── Extracted entries ──

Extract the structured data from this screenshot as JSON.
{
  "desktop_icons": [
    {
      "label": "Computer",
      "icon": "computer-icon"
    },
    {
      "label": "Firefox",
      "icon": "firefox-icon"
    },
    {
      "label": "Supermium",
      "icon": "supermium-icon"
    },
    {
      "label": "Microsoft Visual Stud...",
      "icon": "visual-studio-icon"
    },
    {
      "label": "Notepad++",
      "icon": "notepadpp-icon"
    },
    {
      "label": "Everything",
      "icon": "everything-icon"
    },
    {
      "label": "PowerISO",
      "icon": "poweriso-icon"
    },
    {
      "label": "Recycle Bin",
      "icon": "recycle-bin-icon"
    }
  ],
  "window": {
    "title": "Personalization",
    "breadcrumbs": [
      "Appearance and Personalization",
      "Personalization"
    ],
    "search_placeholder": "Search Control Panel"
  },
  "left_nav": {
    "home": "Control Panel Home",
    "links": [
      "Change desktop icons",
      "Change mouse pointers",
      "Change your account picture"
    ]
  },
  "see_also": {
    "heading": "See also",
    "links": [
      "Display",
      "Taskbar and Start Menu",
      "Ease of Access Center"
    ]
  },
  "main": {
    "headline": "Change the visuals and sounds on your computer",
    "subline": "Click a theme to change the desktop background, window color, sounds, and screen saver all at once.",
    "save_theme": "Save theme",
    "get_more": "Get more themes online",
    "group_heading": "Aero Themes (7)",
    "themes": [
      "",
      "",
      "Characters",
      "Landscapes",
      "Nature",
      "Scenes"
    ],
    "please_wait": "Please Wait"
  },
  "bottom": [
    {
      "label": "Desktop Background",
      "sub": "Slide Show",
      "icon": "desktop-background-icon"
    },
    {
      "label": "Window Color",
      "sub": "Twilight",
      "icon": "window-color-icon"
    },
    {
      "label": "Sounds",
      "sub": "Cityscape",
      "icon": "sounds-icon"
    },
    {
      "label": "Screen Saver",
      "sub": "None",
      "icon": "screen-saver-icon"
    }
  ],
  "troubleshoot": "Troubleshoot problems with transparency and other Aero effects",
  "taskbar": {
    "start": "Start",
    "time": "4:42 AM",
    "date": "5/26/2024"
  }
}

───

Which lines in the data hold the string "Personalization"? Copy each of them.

    "title": "Personalization",
      "Appearance and Personalization",
      "Personalization"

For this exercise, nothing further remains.